He also sets a striking scene. In April 1962, Dion and Sam Cooke were co-headliners (both artists’ photos are in the center of the souvenir program) on the Supersonic Record Show of Stars tour, billed over such R&B and blues giants as The Drifters, Solomon Burke, Gladys Knight and the Pips, and B.B. King. Were any two solo artists bigger in that year? Cooke was on a hit run of “Twistin’ the Night Away,” “Bring It on Home to Me,” and “Having a Party,” and Dion was riding high with “The Wanderer” and “Lovers Who Wander.” Dion’s “Song for Sam Cooke (Here in America),” with Paul Simon on quiet, rueful supporting vocals, is his recollection of that time, when he and Cooke could share a stage (“You sang ‘You Send Me’,” Dion recalls, “I sang ‘I Wonder Why’”) but not hotels or restaurants; when Dion was faced, as the two of them walked the Memphis streets together, with the fact of segregation. The song quotes Cooke’s “Chain Gang,” the sound of shackled men, and mentions “A Change Is Gonna Come” and “This Land Is Your Land.” It’s his American tune, with faint musical echoes of his sound that began in the Bronx in the 1950s.
VIDEO: Dion “Song For Sam Cooke”
Dion has traveled through it all. From the days of Alan Freed and Buddy Holly, to hanging out in the studio with Bob Dylan (who contributes liner notes to this album), to “Abraham, Martin and John,” through despair and salvation, from doo wop to folk to gospel and back to rock and blues. (Full disclosure: I played a part in signing Dion to Arista to record Yo Frankie, and in bringing the Son of Skip James album to Verve.) And back to gospel, which is where he brings Blues with Friends to a close.
If you weren’t paying attention during Dion’s 1980s Christian-music period, songs like “Hymn to Him” slipped by you, but Dion has revived that one here, and it speaks to this moment. “Do you search for the shelter,” he sings, “from life’s oncoming storms?” Patti Scialfa’s voice hovers gracefully above Dion’s, and her husband’s guitar enters midway through with an instantly identifiable dark twang, creating echoes of Link Wray and Duane Eddy. Dion imagines a path away from misfortune and pain, to the sun poking through the ominous clouds drawn by Springsteen’s guitar.

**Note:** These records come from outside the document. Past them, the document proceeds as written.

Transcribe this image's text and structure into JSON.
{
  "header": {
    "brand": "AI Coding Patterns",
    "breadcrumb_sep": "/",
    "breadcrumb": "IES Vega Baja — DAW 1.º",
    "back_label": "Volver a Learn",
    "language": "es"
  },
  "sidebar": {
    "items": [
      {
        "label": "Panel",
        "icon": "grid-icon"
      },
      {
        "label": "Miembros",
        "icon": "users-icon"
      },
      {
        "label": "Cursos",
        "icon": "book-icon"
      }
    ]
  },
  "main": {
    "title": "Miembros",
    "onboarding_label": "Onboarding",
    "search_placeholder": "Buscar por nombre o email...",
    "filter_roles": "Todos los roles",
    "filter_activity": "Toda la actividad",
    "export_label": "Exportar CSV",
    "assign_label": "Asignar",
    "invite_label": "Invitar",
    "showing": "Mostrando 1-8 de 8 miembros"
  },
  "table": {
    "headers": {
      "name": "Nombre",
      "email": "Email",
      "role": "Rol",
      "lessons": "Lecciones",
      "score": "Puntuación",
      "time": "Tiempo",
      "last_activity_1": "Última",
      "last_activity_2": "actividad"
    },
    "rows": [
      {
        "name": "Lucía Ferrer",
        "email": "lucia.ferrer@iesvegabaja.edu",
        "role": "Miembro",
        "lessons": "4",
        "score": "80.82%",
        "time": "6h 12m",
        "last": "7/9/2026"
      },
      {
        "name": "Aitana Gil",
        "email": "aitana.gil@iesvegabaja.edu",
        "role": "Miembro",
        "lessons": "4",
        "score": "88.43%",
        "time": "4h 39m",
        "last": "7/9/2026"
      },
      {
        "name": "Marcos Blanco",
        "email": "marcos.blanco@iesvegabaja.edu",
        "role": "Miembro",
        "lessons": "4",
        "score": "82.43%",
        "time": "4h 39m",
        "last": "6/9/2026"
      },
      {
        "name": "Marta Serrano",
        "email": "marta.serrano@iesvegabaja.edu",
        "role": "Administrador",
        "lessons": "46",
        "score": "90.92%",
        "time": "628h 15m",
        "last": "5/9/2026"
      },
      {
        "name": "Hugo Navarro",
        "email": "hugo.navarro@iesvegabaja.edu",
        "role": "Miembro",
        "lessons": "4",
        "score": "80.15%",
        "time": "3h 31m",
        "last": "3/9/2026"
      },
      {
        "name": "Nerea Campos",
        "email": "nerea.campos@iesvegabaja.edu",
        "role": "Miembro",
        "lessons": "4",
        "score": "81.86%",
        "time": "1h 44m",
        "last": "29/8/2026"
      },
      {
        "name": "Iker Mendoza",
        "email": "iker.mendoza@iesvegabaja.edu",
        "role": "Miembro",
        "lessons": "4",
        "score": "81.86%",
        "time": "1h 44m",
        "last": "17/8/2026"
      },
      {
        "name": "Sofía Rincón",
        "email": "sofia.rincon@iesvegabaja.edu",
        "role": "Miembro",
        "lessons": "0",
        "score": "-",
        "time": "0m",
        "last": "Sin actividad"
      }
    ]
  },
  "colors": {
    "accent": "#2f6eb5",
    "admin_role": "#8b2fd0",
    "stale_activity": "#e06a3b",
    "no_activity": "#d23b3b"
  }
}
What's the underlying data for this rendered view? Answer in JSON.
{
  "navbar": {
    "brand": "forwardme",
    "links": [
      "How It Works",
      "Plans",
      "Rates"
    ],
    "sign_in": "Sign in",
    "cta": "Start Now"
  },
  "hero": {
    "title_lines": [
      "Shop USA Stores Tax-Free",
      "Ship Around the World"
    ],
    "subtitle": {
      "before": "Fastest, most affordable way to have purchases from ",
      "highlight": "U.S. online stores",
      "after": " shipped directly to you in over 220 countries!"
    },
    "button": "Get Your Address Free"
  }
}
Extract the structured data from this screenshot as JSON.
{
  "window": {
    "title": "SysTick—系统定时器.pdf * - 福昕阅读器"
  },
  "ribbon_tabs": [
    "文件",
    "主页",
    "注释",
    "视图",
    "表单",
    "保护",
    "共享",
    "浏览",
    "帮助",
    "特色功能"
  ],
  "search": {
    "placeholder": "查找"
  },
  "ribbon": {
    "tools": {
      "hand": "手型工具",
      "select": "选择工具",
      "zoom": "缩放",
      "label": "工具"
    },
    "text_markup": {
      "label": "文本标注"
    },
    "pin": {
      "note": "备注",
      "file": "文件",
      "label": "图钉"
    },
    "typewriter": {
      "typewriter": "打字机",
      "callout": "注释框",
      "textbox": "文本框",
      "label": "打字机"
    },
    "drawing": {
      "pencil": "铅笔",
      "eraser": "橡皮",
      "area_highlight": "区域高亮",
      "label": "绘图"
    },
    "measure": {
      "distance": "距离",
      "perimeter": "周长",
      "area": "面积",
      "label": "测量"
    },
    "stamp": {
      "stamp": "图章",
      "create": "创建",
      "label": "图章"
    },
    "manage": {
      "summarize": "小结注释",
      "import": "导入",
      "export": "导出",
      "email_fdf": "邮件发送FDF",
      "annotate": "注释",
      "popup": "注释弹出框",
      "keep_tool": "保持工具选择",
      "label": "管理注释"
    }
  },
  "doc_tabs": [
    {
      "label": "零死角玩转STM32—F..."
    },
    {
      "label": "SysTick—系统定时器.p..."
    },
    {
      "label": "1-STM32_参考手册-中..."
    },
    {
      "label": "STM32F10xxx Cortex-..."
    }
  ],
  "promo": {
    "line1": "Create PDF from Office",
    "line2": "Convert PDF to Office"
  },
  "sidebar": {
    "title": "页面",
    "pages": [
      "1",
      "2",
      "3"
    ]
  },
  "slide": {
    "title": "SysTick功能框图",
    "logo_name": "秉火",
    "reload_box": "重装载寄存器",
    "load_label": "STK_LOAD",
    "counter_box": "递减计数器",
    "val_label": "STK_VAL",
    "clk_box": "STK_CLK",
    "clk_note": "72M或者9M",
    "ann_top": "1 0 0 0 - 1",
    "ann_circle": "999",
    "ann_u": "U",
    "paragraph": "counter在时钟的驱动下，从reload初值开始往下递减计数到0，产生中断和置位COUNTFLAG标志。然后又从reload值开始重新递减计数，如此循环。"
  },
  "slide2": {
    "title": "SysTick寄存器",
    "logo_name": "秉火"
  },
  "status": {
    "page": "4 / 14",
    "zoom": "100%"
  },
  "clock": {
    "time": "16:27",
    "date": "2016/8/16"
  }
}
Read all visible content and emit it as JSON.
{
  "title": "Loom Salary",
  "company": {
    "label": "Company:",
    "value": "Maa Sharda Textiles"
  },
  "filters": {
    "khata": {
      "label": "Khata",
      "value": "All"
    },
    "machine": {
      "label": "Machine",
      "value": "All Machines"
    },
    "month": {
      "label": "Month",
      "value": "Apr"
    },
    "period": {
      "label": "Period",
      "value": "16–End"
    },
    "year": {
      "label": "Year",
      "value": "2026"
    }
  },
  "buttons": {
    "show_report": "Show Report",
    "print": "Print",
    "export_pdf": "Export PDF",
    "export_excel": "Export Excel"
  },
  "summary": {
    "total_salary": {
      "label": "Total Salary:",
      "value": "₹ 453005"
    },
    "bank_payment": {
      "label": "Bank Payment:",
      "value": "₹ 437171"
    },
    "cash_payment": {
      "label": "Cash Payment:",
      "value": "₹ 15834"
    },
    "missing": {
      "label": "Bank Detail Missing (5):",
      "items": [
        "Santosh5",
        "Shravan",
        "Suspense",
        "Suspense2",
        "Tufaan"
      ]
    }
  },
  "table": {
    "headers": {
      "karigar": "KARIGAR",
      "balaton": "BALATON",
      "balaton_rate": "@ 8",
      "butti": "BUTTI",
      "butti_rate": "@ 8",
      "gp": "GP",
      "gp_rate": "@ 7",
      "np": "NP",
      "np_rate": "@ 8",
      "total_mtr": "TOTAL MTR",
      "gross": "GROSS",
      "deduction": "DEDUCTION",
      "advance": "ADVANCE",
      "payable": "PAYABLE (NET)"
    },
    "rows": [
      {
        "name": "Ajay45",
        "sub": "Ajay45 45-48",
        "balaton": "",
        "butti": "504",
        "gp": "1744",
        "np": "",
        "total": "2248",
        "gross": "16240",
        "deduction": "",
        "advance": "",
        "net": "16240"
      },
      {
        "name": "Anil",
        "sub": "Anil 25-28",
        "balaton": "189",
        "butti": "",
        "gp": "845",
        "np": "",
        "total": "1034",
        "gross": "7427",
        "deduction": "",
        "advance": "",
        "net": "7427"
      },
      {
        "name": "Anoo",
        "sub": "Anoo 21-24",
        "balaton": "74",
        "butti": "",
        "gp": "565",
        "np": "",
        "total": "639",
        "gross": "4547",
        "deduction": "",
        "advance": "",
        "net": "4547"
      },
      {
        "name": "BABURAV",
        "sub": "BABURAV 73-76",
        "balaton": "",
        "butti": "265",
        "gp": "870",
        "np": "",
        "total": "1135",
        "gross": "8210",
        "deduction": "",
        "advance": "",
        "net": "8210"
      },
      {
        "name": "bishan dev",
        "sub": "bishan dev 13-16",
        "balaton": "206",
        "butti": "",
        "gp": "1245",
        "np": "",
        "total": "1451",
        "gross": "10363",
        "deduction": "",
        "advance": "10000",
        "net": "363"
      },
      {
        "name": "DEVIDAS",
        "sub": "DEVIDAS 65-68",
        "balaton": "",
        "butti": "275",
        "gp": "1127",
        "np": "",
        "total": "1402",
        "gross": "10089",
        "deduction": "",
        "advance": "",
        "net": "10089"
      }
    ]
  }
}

In the end, Dion comes out of the blues, and points to the light.
AUDIO: Dion Blues With Friends (full album)